In the wake of cattle thieves and bushrangers, the European settlers moved up through the Burragorang Valley from the early 1820s and when the land along the Lower Cox was taken pushed further into the more isolated and difficult country of the Kedumba Valley.
Though on the map only a few kilometres from the transport corridor along the main ridge of the Blue Mountains, the Maxwell farm was in practical terms a very lonely outpost. Isolation and the problem of access remained major issues for the family and other Kedumba folk, seriously inhibiting their efforts to make more than a meagre living from the produce of the valley.
When Mary Ann died at Wentworth Falls in 1907, she had to be carried home to the valley via this route and then down the length of the Cox to the Catholic cemetery near the Wollondilly.
Perhaps, in part at least, in recognition of the difficulties imposed by isolation, William was buried on his own property when he died in 1914.
Goats and pigs both figured in the life of the family at this time, the former perhaps the source of the alternate name for the Bushrangers’ Track in the 1920s. Pigs raised on the farm were certainly herded up the precipitous path and into Wentworth Falls for shipment to Sydney by rail, though the difficulties involved substantially reduced their profitability.
Work by the Blue Mountains Shire Council now provided the Maxwell family with a much improved bridle path to the top of Kings Tableland.
Besides the transport of produce, regular trips up the escarpment were also necessary for the purchase of supplies and for the collection of school material for the boys, Les and Jim, whose lessons were conducted via correspondence. To make the trip easier, William John eventually built a shed at the top of the track, near the Queen Victoria Hospital, where he housed a sulky.

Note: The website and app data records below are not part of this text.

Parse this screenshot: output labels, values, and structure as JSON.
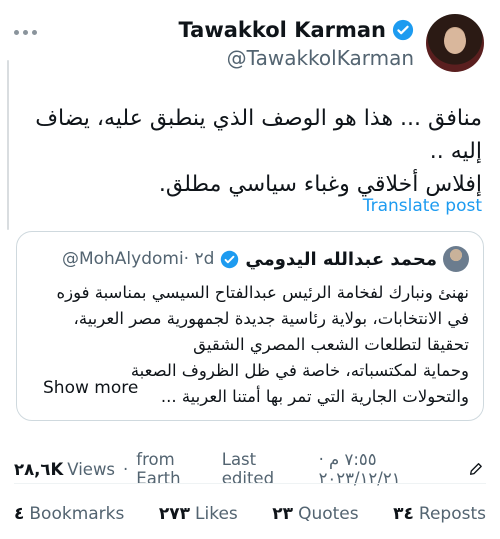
{
  "author": {
    "display_name": "Tawakkol Karman",
    "handle": "@TawakkolKarman",
    "verified": true
  },
  "tweet": {
    "text_line1": "منافق ... هذا هو الوصف الذي ينطبق عليه، يضاف إليه ..",
    "text_line2": "إفلاس أخلاقي وغباء سياسي مطلق.",
    "translate_label": "Translate post"
  },
  "quoted_tweet": {
    "display_name": "محمد عبدالله اليدومي",
    "handle": "@MohAlydomi",
    "time": "· ٢d",
    "verified": true,
    "lines": [
      "نهنئ ونبارك لفخامة الرئيس عبدالفتاح السيسي بمناسبة فوزه",
      "في الانتخابات، بولاية رئاسية جديدة لجمهورية مصر العربية،",
      "تحقيقا لتطلعات الشعب المصري الشقيق",
      "وحماية لمكتسباته، خاصة في ظل الظروف الصعبة",
      "والتحولات الجارية التي تمر بها أمتنا العربية ..."
    ],
    "show_more": "Show more"
  },
  "meta": {
    "views_count": "٢٨,٦K",
    "views_label": "Views",
    "source": "from Earth",
    "last_edited": "Last edited",
    "timestamp": "٧:٥٥ م · ٢٠٢٣/١٢/٢١"
  },
  "stats": {
    "bookmarks_count": "٤",
    "bookmarks_label": "Bookmarks",
    "likes_count": "٢٧٣",
    "likes_label": "Likes",
    "quotes_count": "٢٣",
    "quotes_label": "Quotes",
    "reposts_count": "٣٤",
    "reposts_label": "Reposts"
  },
  "colors": {
    "accent": "#1d9bf0",
    "text": "#0f1419",
    "muted": "#536471",
    "border": "#cfd9de"
  }
}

A horse would be led or ridden up and hitched to the sulky for the ride into Wentworth Falls.
Dan Cleary’s son Ken was killed three years later while working on the construction of a viable road into the valley, now known as Kedumba Pass. [See SMH 17/11/1953]
Les Maxwell stayed on as caretaker for the Pastoral Company and the property eventually passed to the Sydney Water Board in 1992 and then to the Sydney Catchment Authority in 1999.
In 2002 the property was absorbed into the Blue Mountains National Park.
The farm site, in particular the surviving Maxwell slab hut, is of major heritage significance.
The story above first appeared on the Greater Blue Mountains World Heritage Experience website in November, 2010.